Some time has passed, so let’s calmly reflect on the anti-diversity manifesto that got a software engineer fired from Google in August of 2017. James Damore, the author, has to be the unluckiest person on earth. Not only did he lack the genetics and environmental upbringing to be compassionate about the emotions of others (he might be on the autism spectrum), but he also wrongly attributed his career difficulties to the ascent of workplace diversity initiatives.
He delivered his critique via the alt-right media one week prior to the deadly neo-Nazi rally in Charlottesville. That incident provoked corporate executives, top-ranking generals, and mainstream Republicans to denounce the rally and distance themselves from Donald Trump’s muddled sympathies in the aftermath. Damore and his fans have left no opening for a nuanced discussion about the effects of diversity initiatives on those with developmental disorders, a potentially meaningful topic of debate.
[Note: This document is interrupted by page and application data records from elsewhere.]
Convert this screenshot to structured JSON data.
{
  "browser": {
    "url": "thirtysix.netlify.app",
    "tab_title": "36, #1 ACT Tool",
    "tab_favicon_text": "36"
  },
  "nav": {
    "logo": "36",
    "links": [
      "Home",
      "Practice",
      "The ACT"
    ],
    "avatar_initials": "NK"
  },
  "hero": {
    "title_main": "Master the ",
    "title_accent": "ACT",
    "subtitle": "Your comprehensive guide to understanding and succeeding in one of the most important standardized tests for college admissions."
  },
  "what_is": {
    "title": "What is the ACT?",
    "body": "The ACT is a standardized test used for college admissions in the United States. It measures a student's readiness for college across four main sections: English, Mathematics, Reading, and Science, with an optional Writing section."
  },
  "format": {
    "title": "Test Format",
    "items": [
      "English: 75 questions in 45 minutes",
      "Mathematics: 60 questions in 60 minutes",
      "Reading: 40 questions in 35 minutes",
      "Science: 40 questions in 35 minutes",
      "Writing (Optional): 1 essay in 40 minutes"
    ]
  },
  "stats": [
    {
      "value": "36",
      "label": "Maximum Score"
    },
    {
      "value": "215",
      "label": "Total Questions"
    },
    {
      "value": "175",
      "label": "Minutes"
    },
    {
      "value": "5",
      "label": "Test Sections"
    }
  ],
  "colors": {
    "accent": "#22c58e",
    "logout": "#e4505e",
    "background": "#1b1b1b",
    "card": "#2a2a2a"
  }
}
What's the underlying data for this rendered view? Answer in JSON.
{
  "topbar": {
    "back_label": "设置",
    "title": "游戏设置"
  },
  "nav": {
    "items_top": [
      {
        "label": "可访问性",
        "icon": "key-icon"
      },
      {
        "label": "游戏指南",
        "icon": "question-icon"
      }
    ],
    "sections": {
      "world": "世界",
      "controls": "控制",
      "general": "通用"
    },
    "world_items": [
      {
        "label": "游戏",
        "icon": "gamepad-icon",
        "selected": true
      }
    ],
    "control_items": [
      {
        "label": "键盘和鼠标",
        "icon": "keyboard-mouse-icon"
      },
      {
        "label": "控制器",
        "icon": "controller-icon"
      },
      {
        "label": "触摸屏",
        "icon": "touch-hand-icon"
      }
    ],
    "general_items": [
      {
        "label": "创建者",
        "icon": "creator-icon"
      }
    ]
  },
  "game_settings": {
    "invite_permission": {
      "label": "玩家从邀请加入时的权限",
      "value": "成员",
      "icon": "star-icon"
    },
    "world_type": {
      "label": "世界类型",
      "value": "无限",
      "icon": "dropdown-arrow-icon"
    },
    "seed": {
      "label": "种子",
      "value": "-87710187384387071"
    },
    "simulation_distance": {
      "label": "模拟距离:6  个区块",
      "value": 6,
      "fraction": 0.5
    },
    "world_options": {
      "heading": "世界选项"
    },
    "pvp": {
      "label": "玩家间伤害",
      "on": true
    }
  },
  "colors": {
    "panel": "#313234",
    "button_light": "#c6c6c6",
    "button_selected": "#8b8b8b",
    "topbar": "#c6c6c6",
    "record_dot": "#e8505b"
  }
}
In this article in the New York Times, author Claire Cain Miller proffers a critique of the role of emotional intelligence in the modern world of information technology. It turns out that technology has a massive overlap with social and emotional context.
Emotional Intelligence in Workforce Analytics and Computer Programming
For deep evidence, the article cites 2015 research from David Demming that finds job growth and wage growth are highest among roles that use both math skill and social skills. The idea is that workers “trade tasks” with one another, to allow specialization of talents and improved efficiency when work duties are shuttled back and forth. Those who trade tasks more effectively through the use of social skills are more productive; hence more jobs and higher pay.
This double-barreled skill set is abundantly obvious to those in workforce analytics. We spend half our day figuring out cool formulas and novel discoveries. But the other half of our day is spent interpreting client need, negotiating resource priorities, wordsmithing data definitions, developing interpretations that are suitable to context, and showing compassion while we advance disruption. However, my field is new.
When computer programming was new it was originally considered highly social work. There was an abundance of women working in the field. Through some office-culture twists and turns, things changed. Boys and men who weren’t as clever at the social skills self-selected into programming. It worked out for a lot of people. But there’s a problem; at some point in someone’s career their next chance for a promotion is contingent on social skills. Those who are lacking in this area see their careers stalled.
Examples abound of coding projects with male-dominated teams who lacked context, who missed an important detail about women’s perspectives. Apple’s original health app tracked everything except menstrual cycles, the most-tracked health data point amongst women. Google Plus obliged users to specify their gender and provide a photo, exposing women to harassment.
The Times article also cites research from 2010 by Stanford sociologist Shelley Correll showing that gender stereotypes about skills and performance are a kind of self-fulfilling prophecy. It’s not true that women are naturally bad at math, but it is abundantly true that women who are told they are bad at math will under-perform and rate themselves more harshly. The struggle about this stereotype has played out in dramatic ways over the years.
How to Improve Workplace Culture to Ensure Equality for Women
In terms of what to do about this, Correll advises that we: 1) ensure there are no negative gendered beliefs operating in the organization, 2) ensure performance standards are unambiguous and communicated clearly so that sexism does not fill the vacuum, and 3) hold senior management accountable for gender disparities in hiring, retention, and promotion. That third item is metrics-based accountability, which means that business performance, diversity, and workforce analytics are fundamentally entwined.
The times article notes that “one way to develop empathy at companies is by hiring diverse teams, because people bring different perspectives and life experiences.” While we might perceive that equity and inclusion efforts come from an activist base, there is a corporate interest in fostering inclusion. High-performance workplaces need an environment where tasks and diverse views are shuttled back and forth, with ease and good manners.
As for white white males who desperately struggle with emotional intelligence, their voice will have to wait another day. And probably wait for another leader.